“And that’s where it should be, because every situation is going to be different, so you can’t necessarily codify a certain route.”

The forthcoming bill from Burr, the head of the Intelligence Committee, and the committee’s top Democrat, Sen. Dianne FeinsteinDianne Emiel FeinsteinGun proposal picks up GOP support Gingrich: Banning rapid fire gun modification is ‘common sense’ House bill set to reignite debate on warrantless surveillance MORE (Calif.), met widespread opposition from tech companies, rights groups and digital security efforts after an early copy was made public by The Hill last week.

The draft obtained by The Hill mandates that companies provide “technical assistance” to government investigators trying to access data protected by encryption algorithms.

Critics of the draft legislation worry that it is impractical and will ultimately weaken digital security by forcing companies to write “backdoors” into their systems.

The issue has been simmering for years but burst into public consciousness earlier this year when the FBI attempted to force Apple to write new software allowing officials to access locked data on the iPhone used by San Bernardino, Calif., terrorist Syed Rizwan Farook. The standoff threatened to explode into a major legal battle but was ultimately abandoned once the FBI used an unnamed outside company to access the phone.

The bill from Burr and Feinstein will face tough odds in Congress this year, given the stark divide over encryption that transcends party lines.
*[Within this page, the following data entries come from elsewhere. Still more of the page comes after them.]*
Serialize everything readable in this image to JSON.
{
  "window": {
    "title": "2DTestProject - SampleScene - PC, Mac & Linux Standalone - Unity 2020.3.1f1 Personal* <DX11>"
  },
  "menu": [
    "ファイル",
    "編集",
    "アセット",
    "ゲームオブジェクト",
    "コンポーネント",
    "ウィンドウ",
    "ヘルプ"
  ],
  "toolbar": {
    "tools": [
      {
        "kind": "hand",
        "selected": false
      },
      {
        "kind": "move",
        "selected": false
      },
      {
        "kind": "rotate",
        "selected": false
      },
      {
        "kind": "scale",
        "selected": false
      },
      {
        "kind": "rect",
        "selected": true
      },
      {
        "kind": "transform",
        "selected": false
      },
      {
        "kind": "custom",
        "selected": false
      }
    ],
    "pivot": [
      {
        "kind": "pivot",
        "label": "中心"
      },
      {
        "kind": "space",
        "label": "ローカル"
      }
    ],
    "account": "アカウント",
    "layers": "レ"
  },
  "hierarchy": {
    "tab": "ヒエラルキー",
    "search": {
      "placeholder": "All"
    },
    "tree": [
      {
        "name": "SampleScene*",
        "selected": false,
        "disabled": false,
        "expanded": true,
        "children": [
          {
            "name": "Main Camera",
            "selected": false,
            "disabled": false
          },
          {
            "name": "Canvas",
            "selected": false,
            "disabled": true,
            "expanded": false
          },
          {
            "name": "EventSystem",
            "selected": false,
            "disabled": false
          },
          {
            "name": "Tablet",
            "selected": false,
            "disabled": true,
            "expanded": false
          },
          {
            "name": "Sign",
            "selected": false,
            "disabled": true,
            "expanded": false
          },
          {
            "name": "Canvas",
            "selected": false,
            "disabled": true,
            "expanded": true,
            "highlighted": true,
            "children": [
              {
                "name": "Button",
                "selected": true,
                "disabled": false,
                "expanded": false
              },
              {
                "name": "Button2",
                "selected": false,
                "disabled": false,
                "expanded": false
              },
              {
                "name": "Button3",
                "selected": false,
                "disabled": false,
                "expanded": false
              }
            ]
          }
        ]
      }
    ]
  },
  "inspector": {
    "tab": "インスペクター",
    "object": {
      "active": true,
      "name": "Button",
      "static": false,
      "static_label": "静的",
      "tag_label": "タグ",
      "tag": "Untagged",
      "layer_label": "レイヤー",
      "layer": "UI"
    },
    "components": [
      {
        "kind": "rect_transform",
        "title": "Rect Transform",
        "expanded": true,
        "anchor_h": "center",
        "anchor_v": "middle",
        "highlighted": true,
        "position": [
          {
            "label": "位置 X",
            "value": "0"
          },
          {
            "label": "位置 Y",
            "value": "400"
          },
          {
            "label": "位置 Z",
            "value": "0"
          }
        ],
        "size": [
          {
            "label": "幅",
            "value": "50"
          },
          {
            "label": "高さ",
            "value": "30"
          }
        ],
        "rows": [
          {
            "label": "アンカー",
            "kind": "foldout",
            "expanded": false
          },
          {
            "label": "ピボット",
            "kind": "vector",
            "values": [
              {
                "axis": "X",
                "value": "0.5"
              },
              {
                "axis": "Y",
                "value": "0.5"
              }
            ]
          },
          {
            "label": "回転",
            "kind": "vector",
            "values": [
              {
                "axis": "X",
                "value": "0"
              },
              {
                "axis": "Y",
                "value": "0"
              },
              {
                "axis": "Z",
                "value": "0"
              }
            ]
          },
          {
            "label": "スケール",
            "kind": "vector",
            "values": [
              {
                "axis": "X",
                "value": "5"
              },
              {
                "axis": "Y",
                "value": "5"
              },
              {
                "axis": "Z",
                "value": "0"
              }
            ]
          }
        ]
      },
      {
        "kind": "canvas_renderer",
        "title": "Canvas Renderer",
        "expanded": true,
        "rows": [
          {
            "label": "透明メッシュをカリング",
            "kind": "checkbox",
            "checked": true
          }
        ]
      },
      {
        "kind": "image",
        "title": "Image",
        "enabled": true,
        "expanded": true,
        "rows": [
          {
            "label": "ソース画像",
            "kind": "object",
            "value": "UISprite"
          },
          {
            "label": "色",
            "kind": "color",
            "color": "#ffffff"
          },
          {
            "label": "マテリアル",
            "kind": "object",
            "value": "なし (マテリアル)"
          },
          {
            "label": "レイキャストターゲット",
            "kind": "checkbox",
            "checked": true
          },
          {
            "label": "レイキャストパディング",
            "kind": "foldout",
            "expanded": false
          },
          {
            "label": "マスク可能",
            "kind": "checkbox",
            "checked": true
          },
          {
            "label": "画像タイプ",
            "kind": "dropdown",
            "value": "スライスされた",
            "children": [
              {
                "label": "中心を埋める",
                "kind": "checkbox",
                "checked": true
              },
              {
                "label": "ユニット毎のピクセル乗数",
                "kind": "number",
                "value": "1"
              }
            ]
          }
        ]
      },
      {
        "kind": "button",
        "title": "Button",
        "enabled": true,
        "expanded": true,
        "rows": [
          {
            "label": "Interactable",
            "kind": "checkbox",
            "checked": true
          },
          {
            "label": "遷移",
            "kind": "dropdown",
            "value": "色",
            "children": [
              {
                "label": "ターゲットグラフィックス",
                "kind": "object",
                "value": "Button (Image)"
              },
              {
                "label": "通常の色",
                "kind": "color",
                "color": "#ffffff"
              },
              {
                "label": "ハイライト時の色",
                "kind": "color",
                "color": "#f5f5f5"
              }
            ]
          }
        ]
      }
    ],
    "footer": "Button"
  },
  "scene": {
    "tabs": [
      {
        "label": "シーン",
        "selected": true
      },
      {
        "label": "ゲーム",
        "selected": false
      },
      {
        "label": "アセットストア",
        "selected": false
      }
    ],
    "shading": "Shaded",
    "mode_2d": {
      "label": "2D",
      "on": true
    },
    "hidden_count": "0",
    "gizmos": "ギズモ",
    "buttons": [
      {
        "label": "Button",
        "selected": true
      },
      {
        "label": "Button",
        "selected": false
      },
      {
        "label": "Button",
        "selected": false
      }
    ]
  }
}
The White House has also sent mixed signals on the legislation, raising the possibility that President Obama will decline to support the bill, which would be a death knell for Democrats.

White House spokesman Josh Earnest appeared to throw cold water on the idea Tuesday.

“Both [Congress’s] ability to pass legislation and put together constructive legislation that could pass are both questions that are significantly in doubt,” Earnest told reporters.

Cory Bennett contributed